In celebration of the 300th anniversary of the invention of the piano in 2000, Steinway & Sons and internationally acclaimed furniture designer, Dakota Jackson, created the Tricentennial Limited Edition piano. Jackson asserts that the final design of the Tricentennial breaks with traditional piano design by creating a continuous, flowing line from the back of the piano to the floor, merging the piano’s body and legs. Typically, Jackson says, this flow is interrupted with a series of stepped details reminiscent of classic Hellenic columns and structures.
‘Steinway is synonymous with Piano for me.’
The introduction of this piano marked the first time since the early 20th century that a Model A grand piano was offered by Steinway in the Americas. In addition, the Tricentennial was the first Limited Edition piano to be jointly created at Steinway & Sons’ factories in New York and in Hamburg.
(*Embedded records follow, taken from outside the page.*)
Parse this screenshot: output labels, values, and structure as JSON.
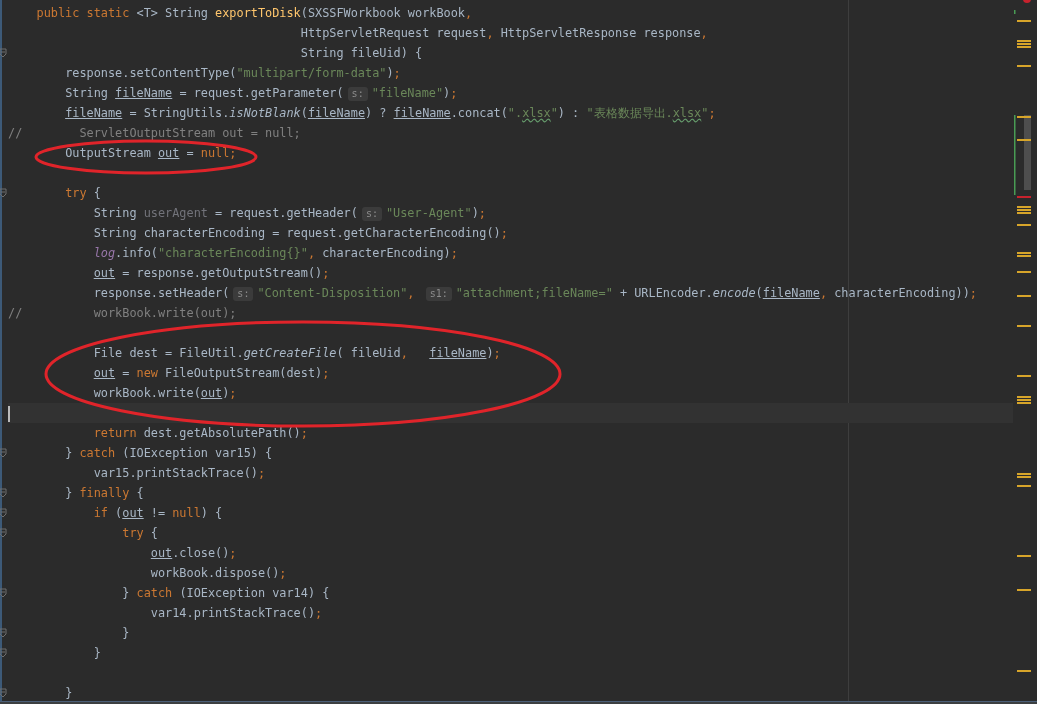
{
  "editor": {
    "lines": [
      {
        "fold": false,
        "current": false,
        "tokens": [
          {
            "kind": "keyword",
            "text": "    public static "
          },
          {
            "kind": "plain",
            "text": "<T> String "
          },
          {
            "kind": "declaration",
            "text": "exportToDisk"
          },
          {
            "kind": "plain",
            "text": "(SXSSFWorkbook workBook"
          },
          {
            "kind": "punct",
            "text": ","
          }
        ]
      },
      {
        "fold": false,
        "current": false,
        "tokens": [
          {
            "kind": "plain",
            "text": "                                         HttpServletRequest request"
          },
          {
            "kind": "punct",
            "text": ", "
          },
          {
            "kind": "plain",
            "text": "HttpServletResponse response"
          },
          {
            "kind": "punct",
            "text": ","
          }
        ]
      },
      {
        "fold": true,
        "current": false,
        "tokens": [
          {
            "kind": "plain",
            "text": "                                         String fileUid) {"
          }
        ]
      },
      {
        "fold": false,
        "current": false,
        "tokens": [
          {
            "kind": "plain",
            "text": "        response.setContentType("
          },
          {
            "kind": "string",
            "text": "\"multipart/form-data\""
          },
          {
            "kind": "plain",
            "text": ")"
          },
          {
            "kind": "punct",
            "text": ";"
          }
        ]
      },
      {
        "fold": false,
        "current": false,
        "tokens": [
          {
            "kind": "plain",
            "text": "        String "
          },
          {
            "kind": "underlined",
            "text": "fileName"
          },
          {
            "kind": "plain",
            "text": " = request.getParameter("
          },
          {
            "kind": "hint",
            "text": "s:"
          },
          {
            "kind": "string",
            "text": "\"fileName\""
          },
          {
            "kind": "plain",
            "text": ")"
          },
          {
            "kind": "punct",
            "text": ";"
          }
        ]
      },
      {
        "fold": false,
        "current": false,
        "tokens": [
          {
            "kind": "underlined",
            "text": "        fileName"
          },
          {
            "kind": "plain",
            "text": " = StringUtils."
          },
          {
            "kind": "italic",
            "text": "isNotBlank"
          },
          {
            "kind": "plain",
            "text": "("
          },
          {
            "kind": "underlined",
            "text": "fileName"
          },
          {
            "kind": "plain",
            "text": ") ? "
          },
          {
            "kind": "underlined",
            "text": "fileName"
          },
          {
            "kind": "plain",
            "text": ".concat("
          },
          {
            "kind": "string",
            "text": "\"."
          },
          {
            "kind": "typo",
            "text": "xlsx"
          },
          {
            "kind": "string",
            "text": "\""
          },
          {
            "kind": "plain",
            "text": ") : "
          },
          {
            "kind": "string",
            "text": "\"表格数据导出."
          },
          {
            "kind": "typo",
            "text": "xlsx"
          },
          {
            "kind": "string",
            "text": "\""
          },
          {
            "kind": "punct",
            "text": ";"
          }
        ]
      },
      {
        "fold": false,
        "current": false,
        "tokens": [
          {
            "kind": "comment",
            "text": "//        ServletOutputStream out = null;"
          }
        ]
      },
      {
        "fold": false,
        "current": false,
        "tokens": [
          {
            "kind": "plain",
            "text": "        OutputStream "
          },
          {
            "kind": "underlined",
            "text": "out"
          },
          {
            "kind": "plain",
            "text": " = "
          },
          {
            "kind": "keyword",
            "text": "null"
          },
          {
            "kind": "punct",
            "text": ";"
          }
        ]
      },
      {
        "fold": false,
        "current": false
      },
      {
        "fold": true,
        "current": false,
        "tokens": [
          {
            "kind": "keyword",
            "text": "        try "
          },
          {
            "kind": "plain",
            "text": "{"
          }
        ]
      },
      {
        "fold": false,
        "current": false,
        "tokens": [
          {
            "kind": "plain",
            "text": "            String "
          },
          {
            "kind": "unused",
            "text": "userAgent"
          },
          {
            "kind": "plain",
            "text": " = request.getHeader("
          },
          {
            "kind": "hint",
            "text": "s:"
          },
          {
            "kind": "string",
            "text": "\"User-Agent\""
          },
          {
            "kind": "plain",
            "text": ")"
          },
          {
            "kind": "punct",
            "text": ";"
          }
        ]
      },
      {
        "fold": false,
        "current": false,
        "tokens": [
          {
            "kind": "plain",
            "text": "            String characterEncoding = request.getCharacterEncoding()"
          },
          {
            "kind": "punct",
            "text": ";"
          }
        ]
      },
      {
        "fold": false,
        "current": false,
        "tokens": [
          {
            "kind": "field",
            "text": "            log"
          },
          {
            "kind": "plain",
            "text": ".info("
          },
          {
            "kind": "string",
            "text": "\"characterEncoding{}\""
          },
          {
            "kind": "punct",
            "text": ", "
          },
          {
            "kind": "plain",
            "text": "characterEncoding)"
          },
          {
            "kind": "punct",
            "text": ";"
          }
        ]
      },
      {
        "fold": false,
        "current": false,
        "tokens": [
          {
            "kind": "underlined",
            "text": "            out"
          },
          {
            "kind": "plain",
            "text": " = response.getOutputStream()"
          },
          {
            "kind": "punct",
            "text": ";"
          }
        ]
      },
      {
        "fold": false,
        "current": false,
        "tokens": [
          {
            "kind": "plain",
            "text": "            response.setHeader("
          },
          {
            "kind": "hint",
            "text": "s:"
          },
          {
            "kind": "string",
            "text": "\"Content-Disposition\""
          },
          {
            "kind": "punct",
            "text": ", "
          },
          {
            "kind": "hint",
            "text": "s1:"
          },
          {
            "kind": "string",
            "text": "\"attachment;fileName=\""
          },
          {
            "kind": "plain",
            "text": " + URLEncoder."
          },
          {
            "kind": "italic",
            "text": "encode"
          },
          {
            "kind": "plain",
            "text": "("
          },
          {
            "kind": "underlined",
            "text": "fileName"
          },
          {
            "kind": "punct",
            "text": ", "
          },
          {
            "kind": "plain",
            "text": "characterEncoding))"
          },
          {
            "kind": "punct",
            "text": ";"
          }
        ]
      },
      {
        "fold": false,
        "current": false,
        "tokens": [
          {
            "kind": "comment",
            "text": "//          workBook.write(out);"
          }
        ]
      },
      {
        "fold": false,
        "current": false
      },
      {
        "fold": false,
        "current": false,
        "tokens": [
          {
            "kind": "plain",
            "text": "            File dest = FileUtil."
          },
          {
            "kind": "italic",
            "text": "getCreateFile"
          },
          {
            "kind": "plain",
            "text": "( fileUid"
          },
          {
            "kind": "punct",
            "text": ",   "
          },
          {
            "kind": "underlined",
            "text": "fileName"
          },
          {
            "kind": "plain",
            "text": ")"
          },
          {
            "kind": "punct",
            "text": ";"
          }
        ]
      },
      {
        "fold": false,
        "current": false,
        "tokens": [
          {
            "kind": "underlined",
            "text": "            out"
          },
          {
            "kind": "plain",
            "text": " = "
          },
          {
            "kind": "keyword",
            "text": "new "
          },
          {
            "kind": "plain",
            "text": "FileOutputStream(dest)"
          },
          {
            "kind": "punct",
            "text": ";"
          }
        ]
      },
      {
        "fold": false,
        "current": false,
        "tokens": [
          {
            "kind": "plain",
            "text": "            workBook.write("
          },
          {
            "kind": "underlined",
            "text": "out"
          },
          {
            "kind": "plain",
            "text": ")"
          },
          {
            "kind": "punct",
            "text": ";"
          }
        ]
      },
      {
        "fold": false,
        "current": true
      },
      {
        "fold": false,
        "current": false,
        "tokens": [
          {
            "kind": "keyword",
            "text": "            return "
          },
          {
            "kind": "plain",
            "text": "dest.getAbsolutePath()"
          },
          {
            "kind": "punct",
            "text": ";"
          }
        ]
      },
      {
        "fold": true,
        "current": false,
        "tokens": [
          {
            "kind": "plain",
            "text": "        } "
          },
          {
            "kind": "keyword",
            "text": "catch "
          },
          {
            "kind": "plain",
            "text": "(IOException var15) {"
          }
        ]
      },
      {
        "fold": false,
        "current": false,
        "tokens": [
          {
            "kind": "plain",
            "text": "            var15.printStackTrace()"
          },
          {
            "kind": "punct",
            "text": ";"
          }
        ]
      },
      {
        "fold": true,
        "current": false,
        "tokens": [
          {
            "kind": "plain",
            "text": "        } "
          },
          {
            "kind": "keyword",
            "text": "finally "
          },
          {
            "kind": "plain",
            "text": "{"
          }
        ]
      },
      {
        "fold": true,
        "current": false,
        "tokens": [
          {
            "kind": "keyword",
            "text": "            if "
          },
          {
            "kind": "plain",
            "text": "("
          },
          {
            "kind": "underlined",
            "text": "out"
          },
          {
            "kind": "plain",
            "text": " != "
          },
          {
            "kind": "keyword",
            "text": "null"
          },
          {
            "kind": "plain",
            "text": ") {"
          }
        ]
      },
      {
        "fold": true,
        "current": false,
        "tokens": [
          {
            "kind": "keyword",
            "text": "                try "
          },
          {
            "kind": "plain",
            "text": "{"
          }
        ]
      },
      {
        "fold": false,
        "current": false,
        "tokens": [
          {
            "kind": "underlined",
            "text": "                    out"
          },
          {
            "kind": "plain",
            "text": ".close()"
          },
          {
            "kind": "punct",
            "text": ";"
          }
        ]
      },
      {
        "fold": false,
        "current": false,
        "tokens": [
          {
            "kind": "plain",
            "text": "                    workBook.dispose()"
          },
          {
            "kind": "punct",
            "text": ";"
          }
        ]
      },
      {
        "fold": true,
        "current": false,
        "tokens": [
          {
            "kind": "plain",
            "text": "                } "
          },
          {
            "kind": "keyword",
            "text": "catch "
          },
          {
            "kind": "plain",
            "text": "(IOException var14) {"
          }
        ]
      },
      {
        "fold": false,
        "current": false,
        "tokens": [
          {
            "kind": "plain",
            "text": "                    var14.printStackTrace()"
          },
          {
            "kind": "punct",
            "text": ";"
          }
        ]
      },
      {
        "fold": true,
        "current": false,
        "tokens": [
          {
            "kind": "plain",
            "text": "                }"
          }
        ]
      },
      {
        "fold": true,
        "current": false,
        "tokens": [
          {
            "kind": "plain",
            "text": "            }"
          }
        ]
      },
      {
        "fold": false,
        "current": false
      },
      {
        "fold": true,
        "current": false,
        "tokens": [
          {
            "kind": "plain",
            "text": "        }"
          }
        ]
      }
    ]
  }
}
In order to reflect Steinway pianos’ international appeal, this particular piano combines the expertise and craftsmanship of both Steinway factories.
Aside from reconceiving the overall “look” of the grand piano for the Limited Edition Tricentennial, Jackson also redefined many of the piano’s individual components for heightened functionality and elegance:
when open, the lid folds back on itself in a series of tapered sections, which fall at an angle, creating a fanned effect.
the topstick hugs the case’s inside “S” curve when the lid is closed, and becomes a striking design element when opened.
designed to hold sheet music like a pair of open hands, the angular music desk is mounted on a bearing to roll smoothly toward and away from the player.
The piano’s lines:
the rim line slopes down at a 6-degree angle as it approaches the tapered leg, and then takes what Jackson calls, “a dramatic turn toward the floor.”
The rim and legs:
the rim is raised in back, and the rear leg has been pulled forward and inward, creating a cantilever. All three unadorned legs taper gently to the casters on which they rest.